TASK STATEMENT:
From the data, copy out every line in which the word "icon" appears.

==== EXTRACTED RECORDS ====

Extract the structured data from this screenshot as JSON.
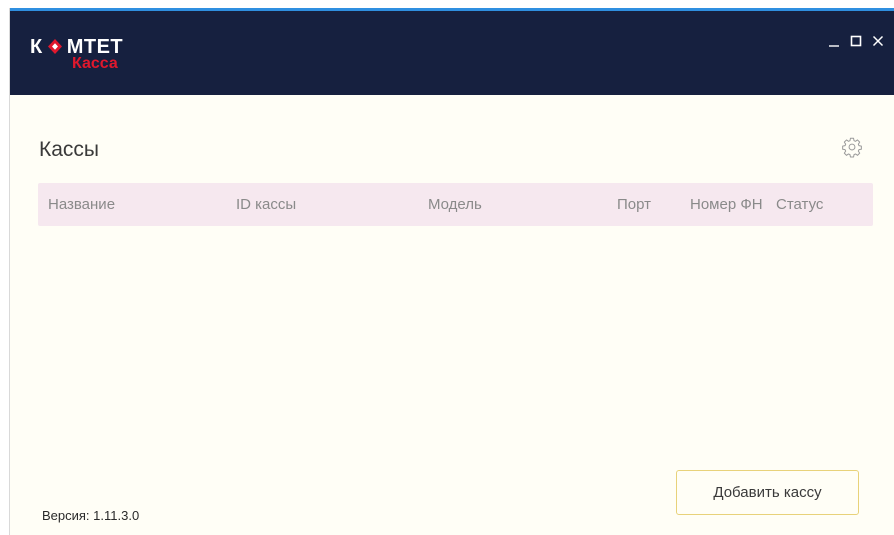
{
  "app": {
    "logo_main_prefix": "К",
    "logo_main_rest": "МТЕТ",
    "logo_sub": "Касса",
    "accent_color": "#e0182d",
    "titlebar_color": "#16203f"
  },
  "window_controls": {
    "minimize_icon": "minimize-icon",
    "maximize_icon": "maximize-icon",
    "close_icon": "close-icon"
  },
  "main": {
    "title": "Кассы",
    "settings_icon": "gear-icon"
  },
  "table": {
    "columns": [
      "Название",
      "ID кассы",
      "Модель",
      "Порт",
      "Номер ФН",
      "Статус"
    ],
    "rows": []
  },
  "footer": {
    "version_label": "Версия:",
    "version_value": "1.11.3.0",
    "add_button_label": "Добавить кассу"
  }
}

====

TASK SOLUTION:
    "minimize_icon": "minimize-icon",
    "maximize_icon": "maximize-icon",
    "close_icon": "close-icon"
    "settings_icon": "gear-icon"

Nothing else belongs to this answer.